> **Task instructions**: The entire set of lines below should be copied exactly.

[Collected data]
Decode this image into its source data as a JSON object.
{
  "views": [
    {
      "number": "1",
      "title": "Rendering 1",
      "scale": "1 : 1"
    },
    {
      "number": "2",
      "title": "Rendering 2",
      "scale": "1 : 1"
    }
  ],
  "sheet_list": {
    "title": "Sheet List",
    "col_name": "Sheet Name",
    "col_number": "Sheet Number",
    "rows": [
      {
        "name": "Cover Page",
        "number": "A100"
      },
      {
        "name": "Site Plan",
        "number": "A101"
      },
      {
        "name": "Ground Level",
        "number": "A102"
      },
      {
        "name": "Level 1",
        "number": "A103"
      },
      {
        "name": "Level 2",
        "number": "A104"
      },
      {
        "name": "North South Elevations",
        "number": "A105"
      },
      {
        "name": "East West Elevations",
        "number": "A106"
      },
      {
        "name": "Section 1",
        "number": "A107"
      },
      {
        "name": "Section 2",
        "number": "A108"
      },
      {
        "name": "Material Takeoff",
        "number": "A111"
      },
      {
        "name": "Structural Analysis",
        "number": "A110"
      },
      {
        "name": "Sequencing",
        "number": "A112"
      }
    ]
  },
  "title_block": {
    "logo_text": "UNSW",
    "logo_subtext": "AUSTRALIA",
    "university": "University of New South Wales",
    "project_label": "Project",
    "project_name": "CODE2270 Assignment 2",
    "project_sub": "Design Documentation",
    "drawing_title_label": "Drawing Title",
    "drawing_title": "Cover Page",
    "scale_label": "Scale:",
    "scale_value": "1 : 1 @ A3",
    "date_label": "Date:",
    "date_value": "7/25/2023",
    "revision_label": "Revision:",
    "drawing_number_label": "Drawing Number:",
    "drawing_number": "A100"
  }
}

> **Answer space**:
Decode this image into its source data as a JSON object.
{
  "views": [
    {
      "number": "1",
      "title": "Rendering 1",
      "scale": "1 : 1"
    },
    {
      "number": "2",
      "title": "Rendering 2",
      "scale": "1 : 1"
    }
  ],
  "sheet_list": {
    "title": "Sheet List",
    "col_name": "Sheet Name",
    "col_number": "Sheet Number",
    "rows": [
      {
        "name": "Cover Page",
        "number": "A100"
      },
      {
        "name": "Site Plan",
        "number": "A101"
      },
      {
        "name": "Ground Level",
        "number": "A102"
      },
      {
        "name": "Level 1",
        "number": "A103"
      },
      {
        "name": "Level 2",
        "number": "A104"
      },
      {
        "name": "North South Elevations",
        "number": "A105"
      },
      {
        "name": "East West Elevations",
        "number": "A106"
      },
      {
        "name": "Section 1",
        "number": "A107"
      },
      {
        "name": "Section 2",
        "number": "A108"
      },
      {
        "name": "Material Takeoff",
        "number": "A111"
      },
      {
        "name": "Structural Analysis",
        "number": "A110"
      },
      {
        "name": "Sequencing",
        "number": "A112"
      }
    ]
  },
  "title_block": {
    "logo_text": "UNSW",
    "logo_subtext": "AUSTRALIA",
    "university": "University of New South Wales",
    "project_label": "Project",
    "project_name": "CODE2270 Assignment 2",
    "project_sub": "Design Documentation",
    "drawing_title_label": "Drawing Title",
    "drawing_title": "Cover Page",
    "scale_label": "Scale:",
    "scale_value": "1 : 1 @ A3",
    "date_label": "Date:",
    "date_value": "7/25/2023",
    "revision_label": "Revision:",
    "drawing_number_label": "Drawing Number:",
    "drawing_number": "A100"
  }
}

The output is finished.